**Task item**
Would you restate the data exactly as given?

**Exercise data**
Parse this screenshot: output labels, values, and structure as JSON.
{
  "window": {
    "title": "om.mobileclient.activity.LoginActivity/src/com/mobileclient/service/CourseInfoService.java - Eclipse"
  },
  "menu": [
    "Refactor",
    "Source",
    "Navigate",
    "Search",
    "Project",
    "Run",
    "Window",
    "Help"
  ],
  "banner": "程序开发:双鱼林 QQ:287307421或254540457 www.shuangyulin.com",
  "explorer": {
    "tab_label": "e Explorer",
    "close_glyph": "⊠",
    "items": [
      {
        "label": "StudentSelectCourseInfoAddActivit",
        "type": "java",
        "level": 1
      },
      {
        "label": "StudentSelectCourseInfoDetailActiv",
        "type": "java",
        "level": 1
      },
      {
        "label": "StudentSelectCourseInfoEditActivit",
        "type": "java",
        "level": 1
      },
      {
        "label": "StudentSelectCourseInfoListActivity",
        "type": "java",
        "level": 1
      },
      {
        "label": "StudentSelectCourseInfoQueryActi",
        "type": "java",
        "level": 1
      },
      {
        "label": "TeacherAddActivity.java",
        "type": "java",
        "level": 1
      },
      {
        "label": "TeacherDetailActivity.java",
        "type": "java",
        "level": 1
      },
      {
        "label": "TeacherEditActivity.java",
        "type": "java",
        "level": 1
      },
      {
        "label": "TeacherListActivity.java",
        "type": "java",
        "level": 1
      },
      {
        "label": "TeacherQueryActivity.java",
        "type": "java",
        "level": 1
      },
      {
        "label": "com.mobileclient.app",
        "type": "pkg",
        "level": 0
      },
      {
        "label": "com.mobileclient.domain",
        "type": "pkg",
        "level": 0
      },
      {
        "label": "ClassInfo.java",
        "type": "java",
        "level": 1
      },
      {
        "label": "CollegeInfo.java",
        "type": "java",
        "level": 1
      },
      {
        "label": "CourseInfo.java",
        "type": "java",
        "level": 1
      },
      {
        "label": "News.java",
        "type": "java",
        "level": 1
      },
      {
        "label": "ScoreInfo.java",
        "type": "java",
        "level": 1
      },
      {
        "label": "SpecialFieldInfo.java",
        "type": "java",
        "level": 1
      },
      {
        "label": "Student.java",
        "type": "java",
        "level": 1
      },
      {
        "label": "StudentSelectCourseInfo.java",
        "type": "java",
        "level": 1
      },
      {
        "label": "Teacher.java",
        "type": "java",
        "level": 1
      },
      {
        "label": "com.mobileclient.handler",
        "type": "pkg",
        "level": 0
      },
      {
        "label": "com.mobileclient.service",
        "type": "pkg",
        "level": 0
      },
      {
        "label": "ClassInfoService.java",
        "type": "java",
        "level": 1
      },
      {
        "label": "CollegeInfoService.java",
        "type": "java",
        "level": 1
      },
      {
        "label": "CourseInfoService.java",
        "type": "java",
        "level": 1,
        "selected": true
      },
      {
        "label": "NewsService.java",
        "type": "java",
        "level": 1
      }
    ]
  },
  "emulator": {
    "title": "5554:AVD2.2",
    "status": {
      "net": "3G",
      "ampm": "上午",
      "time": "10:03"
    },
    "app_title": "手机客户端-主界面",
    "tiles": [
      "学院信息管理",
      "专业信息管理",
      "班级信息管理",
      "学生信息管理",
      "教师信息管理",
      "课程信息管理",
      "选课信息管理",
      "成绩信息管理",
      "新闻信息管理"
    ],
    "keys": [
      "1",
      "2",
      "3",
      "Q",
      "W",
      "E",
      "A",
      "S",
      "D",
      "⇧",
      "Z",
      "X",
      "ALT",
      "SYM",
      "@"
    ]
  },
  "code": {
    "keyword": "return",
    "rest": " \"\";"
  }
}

**Expected answer**
Parse this screenshot: output labels, values, and structure as JSON.
{
  "window": {
    "title": "om.mobileclient.activity.LoginActivity/src/com/mobileclient/service/CourseInfoService.java - Eclipse"
  },
  "menu": [
    "Refactor",
    "Source",
    "Navigate",
    "Search",
    "Project",
    "Run",
    "Window",
    "Help"
  ],
  "banner": "程序开发:双鱼林 QQ:287307421或254540457 www.shuangyulin.com",
  "explorer": {
    "tab_label": "e Explorer",
    "close_glyph": "⊠",
    "items": [
      {
        "label": "StudentSelectCourseInfoAddActivit",
        "type": "java",
        "level": 1
      },
      {
        "label": "StudentSelectCourseInfoDetailActiv",
        "type": "java",
        "level": 1
      },
      {
        "label": "StudentSelectCourseInfoEditActivit",
        "type": "java",
        "level": 1
      },
      {
        "label": "StudentSelectCourseInfoListActivity",
        "type": "java",
        "level": 1
      },
      {
        "label": "StudentSelectCourseInfoQueryActi",
        "type": "java",
        "level": 1
      },
      {
        "label": "TeacherAddActivity.java",
        "type": "java",
        "level": 1
      },
      {
        "label": "TeacherDetailActivity.java",
        "type": "java",
        "level": 1
      },
      {
        "label": "TeacherEditActivity.java",
        "type": "java",
        "level": 1
      },
      {
        "label": "TeacherListActivity.java",
        "type": "java",
        "level": 1
      },
      {
        "label": "TeacherQueryActivity.java",
        "type": "java",
        "level": 1
      },
      {
        "label": "com.mobileclient.app",
        "type": "pkg",
        "level": 0
      },
      {
        "label": "com.mobileclient.domain",
        "type": "pkg",
        "level": 0
      },
      {
        "label": "ClassInfo.java",
        "type": "java",
        "level": 1
      },
      {
        "label": "CollegeInfo.java",
        "type": "java",
        "level": 1
      },
      {
        "label": "CourseInfo.java",
        "type": "java",
        "level": 1
      },
      {
        "label": "News.java",
        "type": "java",
        "level": 1
      },
      {
        "label": "ScoreInfo.java",
        "type": "java",
        "level": 1
      },
      {
        "label": "SpecialFieldInfo.java",
        "type": "java",
        "level": 1
      },
      {
        "label": "Student.java",
        "type": "java",
        "level": 1
      },
      {
        "label": "StudentSelectCourseInfo.java",
        "type": "java",
        "level": 1
      },
      {
        "label": "Teacher.java",
        "type": "java",
        "level": 1
      },
      {
        "label": "com.mobileclient.handler",
        "type": "pkg",
        "level": 0
      },
      {
        "label": "com.mobileclient.service",
        "type": "pkg",
        "level": 0
      },
      {
        "label": "ClassInfoService.java",
        "type": "java",
        "level": 1
      },
      {
        "label": "CollegeInfoService.java",
        "type": "java",
        "level": 1
      },
      {
        "label": "CourseInfoService.java",
        "type": "java",
        "level": 1,
        "selected": true
      },
      {
        "label": "NewsService.java",
        "type": "java",
        "level": 1
      }
    ]
  },
  "emulator": {
    "title": "5554:AVD2.2",
    "status": {
      "net": "3G",
      "ampm": "上午",
      "time": "10:03"
    },
    "app_title": "手机客户端-主界面",
    "tiles": [
      "学院信息管理",
      "专业信息管理",
      "班级信息管理",
      "学生信息管理",
      "教师信息管理",
      "课程信息管理",
      "选课信息管理",
      "成绩信息管理",
      "新闻信息管理"
    ],
    "keys": [
      "1",
      "2",
      "3",
      "Q",
      "W",
      "E",
      "A",
      "S",
      "D",
      "⇧",
      "Z",
      "X",
      "ALT",
      "SYM",
      "@"
    ]
  },
  "code": {
    "keyword": "return",
    "rest": " \"\";"
  }
}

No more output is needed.